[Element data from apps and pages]
----

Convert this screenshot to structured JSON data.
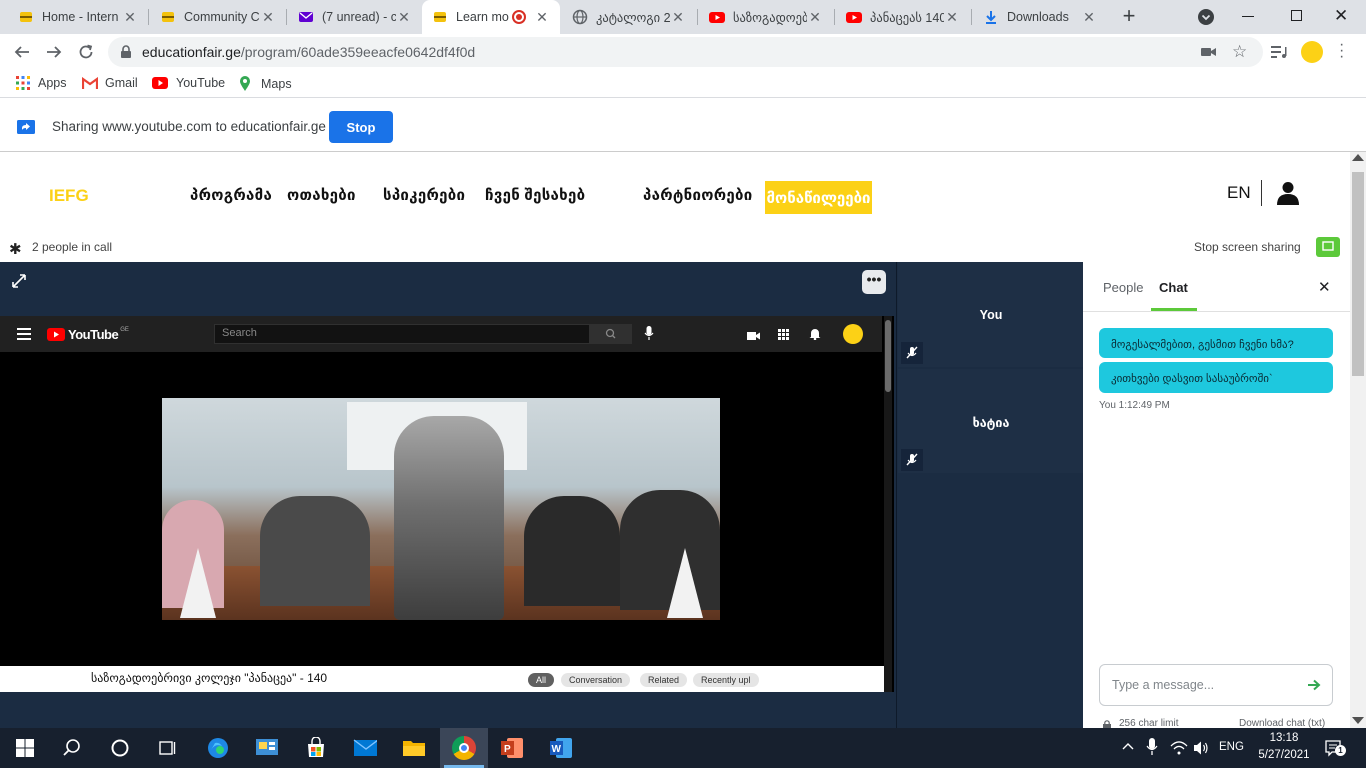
{
  "browser": {
    "tabs": [
      {
        "title": "Home - Intern",
        "icon": "bee-icon",
        "active": false
      },
      {
        "title": "Community C",
        "icon": "bee-icon",
        "active": false
      },
      {
        "title": "(7 unread) - c",
        "icon": "mail-icon",
        "active": false
      },
      {
        "title": "Learn mo",
        "icon": "bee-icon",
        "active": true
      },
      {
        "title": "კატალოგი 2",
        "icon": "globe-icon",
        "active": false
      },
      {
        "title": "საზოგადოებ",
        "icon": "youtube-icon",
        "active": false
      },
      {
        "title": "პანაცეას 140",
        "icon": "youtube-icon",
        "active": false
      },
      {
        "title": "Downloads",
        "icon": "download-icon",
        "active": false
      }
    ],
    "url_host": "educationfair.ge",
    "url_path": "/program/60ade359eeacfe0642df4f0d",
    "bookmarks": [
      {
        "label": "Apps",
        "icon": "apps-grid-icon"
      },
      {
        "label": "Gmail",
        "icon": "gmail-icon"
      },
      {
        "label": "YouTube",
        "icon": "youtube-icon"
      },
      {
        "label": "Maps",
        "icon": "maps-pin-icon"
      }
    ]
  },
  "sharing": {
    "text": "Sharing www.youtube.com to educationfair.ge",
    "stop_label": "Stop"
  },
  "site": {
    "logo": "IEFG",
    "nav": [
      "პროგრამა",
      "ოთახები",
      "სპიკერები",
      "ჩვენ შესახებ",
      "პარტნიორები"
    ],
    "nav_highlight": "მონაწილეები",
    "lang": "EN",
    "call": {
      "people_count": "2 people in call",
      "stop_sharing": "Stop screen sharing"
    },
    "youtube": {
      "logo": "YouTube",
      "region": "GE",
      "search_placeholder": "Search",
      "video_title": "საზოგადოებრივი კოლეჯი \"პანაცეა\" - 140",
      "chips": [
        "All",
        "Conversation",
        "Related",
        "Recently upl"
      ]
    },
    "participants": [
      {
        "name": "You"
      },
      {
        "name": "ხატია"
      }
    ],
    "chat": {
      "tabs": [
        "People",
        "Chat"
      ],
      "active_tab": "Chat",
      "messages": [
        "მოგესალმებით, გესმით ჩვენი ხმა?",
        "კითხვები დასვით სასაუბროში`"
      ],
      "meta": "You 1:12:49 PM",
      "input_placeholder": "Type a message...",
      "char_limit": "256 char limit",
      "download": "Download chat (txt)"
    }
  },
  "taskbar": {
    "lang": "ENG",
    "time": "13:18",
    "date": "5/27/2021",
    "notifications": "1"
  },
  "colors": {
    "accent_yellow": "#fcd116",
    "chat_bubble": "#1ec8de",
    "share_stop": "#1a73e8",
    "dark_panel": "#1b2c42",
    "tile": "#1e2f45"
  }
}
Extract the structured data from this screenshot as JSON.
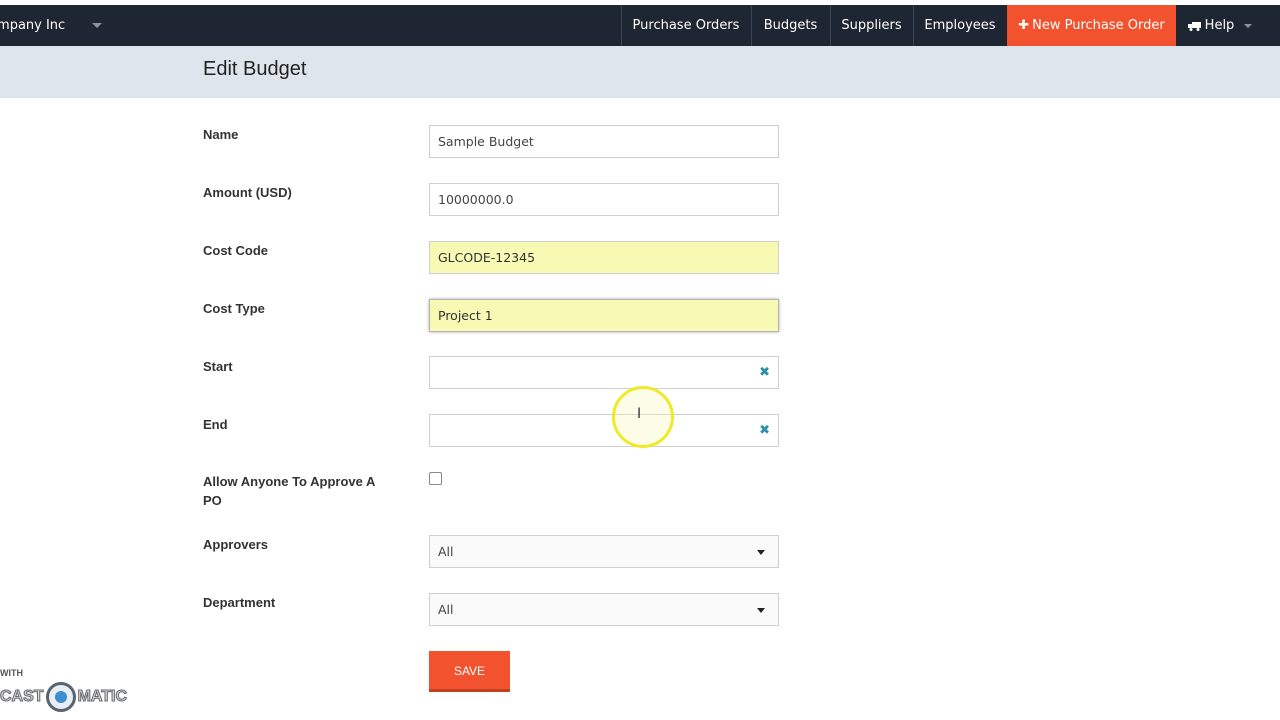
{
  "nav": {
    "company": "Company Inc",
    "links": {
      "purchase_orders": "Purchase Orders",
      "budgets": "Budgets",
      "suppliers": "Suppliers",
      "employees": "Employees",
      "new_purchase_order": "New Purchase Order",
      "help": "Help"
    }
  },
  "page": {
    "title": "Edit Budget"
  },
  "form": {
    "name": {
      "label": "Name",
      "value": "Sample Budget"
    },
    "amount": {
      "label": "Amount (USD)",
      "value": "10000000.0"
    },
    "cost_code": {
      "label": "Cost Code",
      "value": "GLCODE-12345"
    },
    "cost_type": {
      "label": "Cost Type",
      "value": "Project 1"
    },
    "start": {
      "label": "Start",
      "value": ""
    },
    "end": {
      "label": "End",
      "value": ""
    },
    "allow_anyone": {
      "label": "Allow Anyone To Approve A PO",
      "checked": false
    },
    "approvers": {
      "label": "Approvers",
      "selected": "All"
    },
    "department": {
      "label": "Department",
      "selected": "All"
    },
    "save_label": "SAVE"
  },
  "icons": {
    "clear": "✖",
    "plus": "✚",
    "ibeam": "I"
  },
  "watermark": {
    "with": "WITH",
    "left": "CAST",
    "right": "MATIC"
  },
  "colors": {
    "accent": "#f2522e",
    "navbar": "#1f2633",
    "highlight": "#f8f9b3",
    "clear_icon": "#2a8fa6"
  }
}
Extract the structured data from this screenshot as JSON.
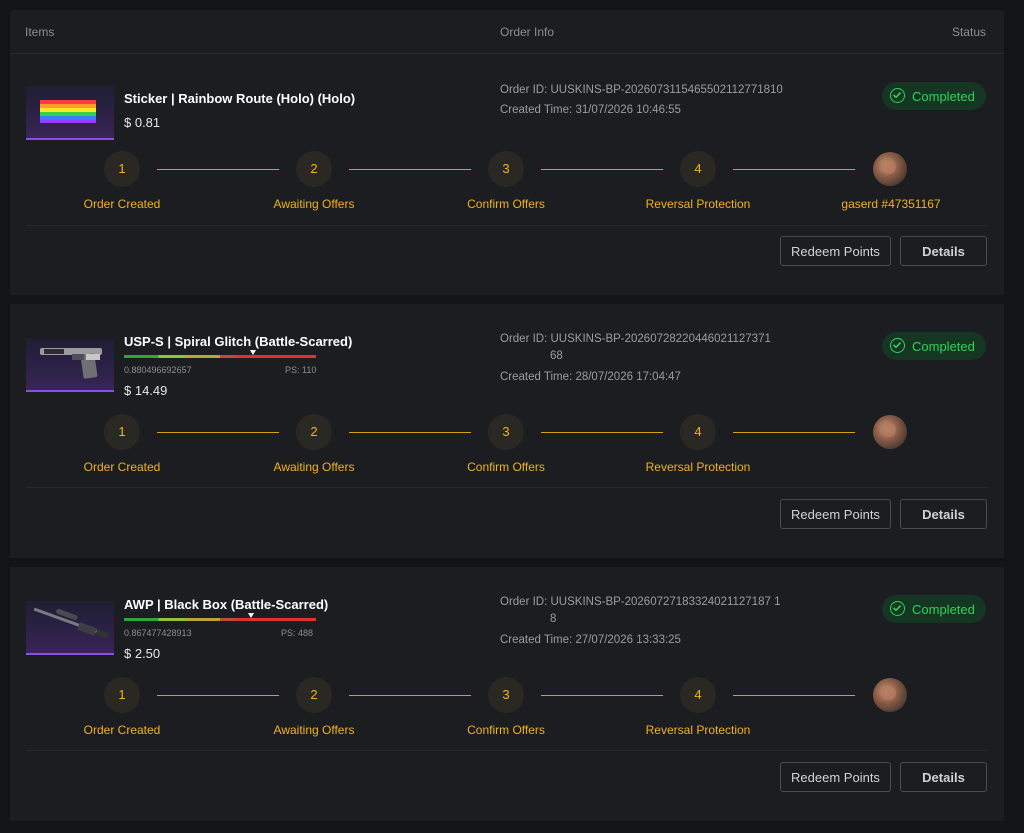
{
  "header": {
    "items": "Items",
    "order_info": "Order Info",
    "status": "Status"
  },
  "labels": {
    "order_id_prefix": "Order ID:",
    "created_prefix": "Created Time:",
    "redeem": "Redeem Points",
    "details": "Details"
  },
  "steps": [
    {
      "num": "1",
      "label": "Order Created"
    },
    {
      "num": "2",
      "label": "Awaiting Offers"
    },
    {
      "num": "3",
      "label": "Confirm Offers"
    },
    {
      "num": "4",
      "label": "Reversal Protection"
    }
  ],
  "orders": [
    {
      "name": "Sticker | Rainbow Route (Holo) (Holo)",
      "price": "$ 0.81",
      "order_id": "UUSKINS-BP-20260731154655021127718​10",
      "order_id_line1": "UUSKINS-BP-2026073115465502112771810",
      "created": "31/07/2026 10:46:55",
      "status": "Completed",
      "user": "gaserd #47351167",
      "thumb_icon": "sticker-rainbow-icon"
    },
    {
      "name": "USP-S | Spiral Glitch (Battle-Scarred)",
      "price": "$ 14.49",
      "float": "0.880496692657",
      "ps": "PS: 110",
      "wear_fraction": 0.67,
      "order_id_line1": "UUSKINS-BP-202607282204460211273​71",
      "order_id_l1": "UUSKINS-BP-2026072822044602112737 1",
      "order_id_a": "UUSKINS-BP-202607282204460211273​71",
      "order_id_first": "UUSKINS-BP-20260728220446021127371",
      "order_id_second": "68",
      "created": "28/07/2026 17:04:47",
      "status": "Completed",
      "thumb_icon": "pistol-icon"
    },
    {
      "name": "AWP | Black Box (Battle-Scarred)",
      "price": "$ 2.50",
      "float": "0.867477428913",
      "ps": "PS: 488",
      "wear_fraction": 0.67,
      "order_id_first": "UUSKINS-BP-20260727183324021127187 1",
      "order_id_second": "8",
      "created": "27/07/2026 13:33:25",
      "status": "Completed",
      "thumb_icon": "sniper-rifle-icon"
    }
  ]
}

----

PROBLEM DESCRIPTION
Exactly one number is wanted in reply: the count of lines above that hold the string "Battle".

TASK OUTPUT
2